Direct democracy means much more than occasionally consulting the public. In a sense, each voting citizen is a politician and politically active, just to different degrees. Direct democracy is an embracive, relatively confusing, sometimes time-consuming, delicately balanced, permanently rotating and constantly changing mechanism, whose purpose is to include in the decision-making process all those who must live with the consequences of the decision. It is of immense value, but only functions when everyone who wants to be a part of it has an idea how it functions. W. Thurnherr, The Swiss Confederation. A Brief Guide 2018. Bern, 2018.
Charlemagne´s imperial coronation on Christmas Day 800 symbolized the revival of a Roman vision of imperium, not merely in title but in substance as well. Charlemagne ruled practically the whole of Latin Christendom, and a sequence of reform initiatives generated much greater Christian uniformity across the Latin West. And all of this at the command of Carolingian emperors, not of Roman popes. The great imperially sponsored monasteries, such as St. Gall, and the schools established in households of the (arch) bishoprics were the intellectual centres through which a real unity in the western Church was built up. (P. Heather, ´From Constantine to Charlemagne´ in M. Bormpoudaki a.o. (Eds.), Crossroads, Amsterdam 2017).
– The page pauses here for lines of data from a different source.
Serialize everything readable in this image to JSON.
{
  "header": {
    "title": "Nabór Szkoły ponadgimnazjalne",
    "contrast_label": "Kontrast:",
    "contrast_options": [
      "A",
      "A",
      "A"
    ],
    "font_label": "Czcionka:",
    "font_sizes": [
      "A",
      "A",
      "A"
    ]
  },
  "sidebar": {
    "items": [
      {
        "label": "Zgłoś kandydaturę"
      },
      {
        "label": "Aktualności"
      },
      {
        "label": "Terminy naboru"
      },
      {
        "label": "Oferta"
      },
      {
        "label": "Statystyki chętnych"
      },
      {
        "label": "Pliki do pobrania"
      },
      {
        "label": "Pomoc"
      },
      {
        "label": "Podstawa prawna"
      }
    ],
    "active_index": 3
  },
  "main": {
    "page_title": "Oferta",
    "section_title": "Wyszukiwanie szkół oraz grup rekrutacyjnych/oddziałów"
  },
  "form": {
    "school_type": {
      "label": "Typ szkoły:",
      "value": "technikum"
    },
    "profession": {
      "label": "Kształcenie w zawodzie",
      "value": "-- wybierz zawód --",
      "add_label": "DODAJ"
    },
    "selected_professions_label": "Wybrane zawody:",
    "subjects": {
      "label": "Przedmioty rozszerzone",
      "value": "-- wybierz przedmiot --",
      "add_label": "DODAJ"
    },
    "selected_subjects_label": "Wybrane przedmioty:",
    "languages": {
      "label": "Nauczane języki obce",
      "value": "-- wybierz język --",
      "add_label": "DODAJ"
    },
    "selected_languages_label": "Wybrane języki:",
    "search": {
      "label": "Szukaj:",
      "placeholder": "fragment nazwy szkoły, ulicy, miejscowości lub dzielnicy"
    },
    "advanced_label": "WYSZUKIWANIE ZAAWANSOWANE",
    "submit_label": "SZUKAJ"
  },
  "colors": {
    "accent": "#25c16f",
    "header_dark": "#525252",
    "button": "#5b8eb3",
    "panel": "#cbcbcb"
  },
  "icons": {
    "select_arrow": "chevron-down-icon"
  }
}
Rhetia, Alemania, Swabia and Swiss Confederation
Swabia emerged from the region as Alemania after the Alemanni, who occupied what would later be Alsace, Baden, Württemberg and most of Switzerland, which was then still often referred to by its Roman name of Rhetia. Civic leagues were a response to the threats posed by (Habsburg) lords and princes. Central and western Switzerland saw the development of incorporated valleys (Talschaften), which in turn formed the basis of what were later called cantons. The Swiss Confederation went further by separating from the Empire as an independent state, establishing what is widely interpreted as one of modern world´s first democracies. (. (P-H. Wilson, Heart of Europe. A History of the Holy Roman Empire, Cambridge (MA), 2016).